Yes that was a really cool coincidence that both Directors wanted to include subtitles into their videos, as both directors were interested in portraying a cinematic level to the videos. For So Wrong, it’s a story about a personal heartbreak from an ex-boyfriend. I really like how Fares Hamade and Sebastian Lyman created a film-esque narration using these. In Closer, directed by Inez MK, we had a similar ideology, that people would use the space of the dark room at a club to divulge their emotional truths and secrets.
I love the references you make to music from the past on this album, the Intro track calling on Blondie’s Rapture and finishing with a cover of Dolly Parton’s song Gonna Hurry. What attracted you to these artists and songs for the album?
I feel very connected with Dolly even though I don’t like country music very much. But I can appreciate certain tropes and there is no way possible to disregard her high level of songwriting, incredibly unique voice, poetry, and the power of her femininity. Gonna Hurry was actually never even properly released, it’s a demo. And the poetry and truth in this song just kills me!
So Wrong is such an accomplishment, and it must be a satisfying feeling when you complete a large scale project like this, what do you want to do next?

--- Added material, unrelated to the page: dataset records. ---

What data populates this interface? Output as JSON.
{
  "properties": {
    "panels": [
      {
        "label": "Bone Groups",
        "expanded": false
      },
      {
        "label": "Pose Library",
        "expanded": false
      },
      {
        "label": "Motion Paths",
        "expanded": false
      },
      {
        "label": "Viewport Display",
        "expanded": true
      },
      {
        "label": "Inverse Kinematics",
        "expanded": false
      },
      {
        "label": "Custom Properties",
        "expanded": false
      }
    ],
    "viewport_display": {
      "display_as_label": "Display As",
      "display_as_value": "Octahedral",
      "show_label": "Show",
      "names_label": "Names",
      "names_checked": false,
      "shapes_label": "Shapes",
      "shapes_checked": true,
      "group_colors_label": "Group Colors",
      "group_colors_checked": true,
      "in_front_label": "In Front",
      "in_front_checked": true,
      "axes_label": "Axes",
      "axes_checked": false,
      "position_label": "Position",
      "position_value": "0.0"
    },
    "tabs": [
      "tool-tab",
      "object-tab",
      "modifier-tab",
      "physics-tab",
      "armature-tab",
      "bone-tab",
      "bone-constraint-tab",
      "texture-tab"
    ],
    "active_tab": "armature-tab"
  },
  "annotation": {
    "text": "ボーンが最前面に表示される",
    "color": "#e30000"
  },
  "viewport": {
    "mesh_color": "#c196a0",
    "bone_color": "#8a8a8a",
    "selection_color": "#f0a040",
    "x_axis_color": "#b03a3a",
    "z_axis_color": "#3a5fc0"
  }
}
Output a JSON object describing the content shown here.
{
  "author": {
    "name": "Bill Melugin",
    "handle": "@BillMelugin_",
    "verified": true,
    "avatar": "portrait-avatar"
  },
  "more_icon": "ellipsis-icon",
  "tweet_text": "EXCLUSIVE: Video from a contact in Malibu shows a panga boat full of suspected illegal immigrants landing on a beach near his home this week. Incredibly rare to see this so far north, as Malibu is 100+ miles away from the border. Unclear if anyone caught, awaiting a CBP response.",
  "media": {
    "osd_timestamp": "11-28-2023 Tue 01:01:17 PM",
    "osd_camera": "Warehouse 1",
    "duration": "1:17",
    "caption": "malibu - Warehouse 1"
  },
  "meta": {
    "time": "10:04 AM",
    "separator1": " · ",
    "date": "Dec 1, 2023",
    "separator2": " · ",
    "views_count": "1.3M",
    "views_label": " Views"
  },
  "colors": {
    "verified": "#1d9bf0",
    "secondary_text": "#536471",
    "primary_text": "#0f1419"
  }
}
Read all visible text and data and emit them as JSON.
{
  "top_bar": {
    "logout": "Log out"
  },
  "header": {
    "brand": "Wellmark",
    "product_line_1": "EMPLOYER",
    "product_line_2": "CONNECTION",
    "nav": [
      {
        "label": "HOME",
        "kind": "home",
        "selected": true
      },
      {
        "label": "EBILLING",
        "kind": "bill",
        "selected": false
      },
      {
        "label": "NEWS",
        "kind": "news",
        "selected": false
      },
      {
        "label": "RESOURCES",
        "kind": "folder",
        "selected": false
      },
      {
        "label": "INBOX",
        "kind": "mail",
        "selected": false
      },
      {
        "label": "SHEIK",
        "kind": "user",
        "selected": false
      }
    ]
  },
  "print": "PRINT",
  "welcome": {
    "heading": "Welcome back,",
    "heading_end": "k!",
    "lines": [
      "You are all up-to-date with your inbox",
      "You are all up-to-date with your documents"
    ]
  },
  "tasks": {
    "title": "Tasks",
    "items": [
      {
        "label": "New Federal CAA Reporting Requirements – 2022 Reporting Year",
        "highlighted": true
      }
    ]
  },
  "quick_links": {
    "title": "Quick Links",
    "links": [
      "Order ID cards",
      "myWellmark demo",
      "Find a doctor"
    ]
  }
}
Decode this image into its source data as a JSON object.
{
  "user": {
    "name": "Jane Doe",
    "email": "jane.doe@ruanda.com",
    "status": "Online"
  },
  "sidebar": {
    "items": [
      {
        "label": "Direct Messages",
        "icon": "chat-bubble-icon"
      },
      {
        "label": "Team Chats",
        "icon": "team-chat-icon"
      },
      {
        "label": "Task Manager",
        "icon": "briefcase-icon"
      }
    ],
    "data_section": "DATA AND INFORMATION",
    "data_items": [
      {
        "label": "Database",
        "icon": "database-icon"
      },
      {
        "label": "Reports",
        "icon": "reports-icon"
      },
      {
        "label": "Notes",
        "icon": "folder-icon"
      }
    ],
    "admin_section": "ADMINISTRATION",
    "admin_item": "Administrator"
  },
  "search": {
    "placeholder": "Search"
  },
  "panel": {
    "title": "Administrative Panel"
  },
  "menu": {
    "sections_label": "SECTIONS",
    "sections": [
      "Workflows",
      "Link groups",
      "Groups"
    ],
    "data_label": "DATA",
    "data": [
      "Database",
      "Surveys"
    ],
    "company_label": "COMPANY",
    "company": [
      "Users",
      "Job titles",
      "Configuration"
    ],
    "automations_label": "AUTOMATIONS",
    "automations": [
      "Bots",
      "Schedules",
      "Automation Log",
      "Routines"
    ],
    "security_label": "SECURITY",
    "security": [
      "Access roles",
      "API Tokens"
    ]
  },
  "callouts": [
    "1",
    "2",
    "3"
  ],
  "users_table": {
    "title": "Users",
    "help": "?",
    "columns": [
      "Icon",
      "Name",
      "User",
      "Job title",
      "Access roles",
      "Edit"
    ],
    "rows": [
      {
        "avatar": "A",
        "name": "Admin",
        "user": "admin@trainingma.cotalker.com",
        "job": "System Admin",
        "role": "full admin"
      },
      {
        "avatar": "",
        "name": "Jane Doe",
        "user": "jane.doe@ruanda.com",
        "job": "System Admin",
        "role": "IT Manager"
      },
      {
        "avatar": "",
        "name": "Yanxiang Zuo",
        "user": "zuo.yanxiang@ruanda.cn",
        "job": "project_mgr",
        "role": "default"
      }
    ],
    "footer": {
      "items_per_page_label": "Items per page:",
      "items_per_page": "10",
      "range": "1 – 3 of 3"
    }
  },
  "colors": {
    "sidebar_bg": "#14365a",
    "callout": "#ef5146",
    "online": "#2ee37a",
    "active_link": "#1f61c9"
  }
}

Thank you so much! Funny because Phong says it really feels like the first stage of our collaboration together. So I think that’s the next plan – we wanted to take on the challenge of writing a few really mainstream pop songs so let’s see how that goes. And keep just trying to survive in these difficult and confusing times.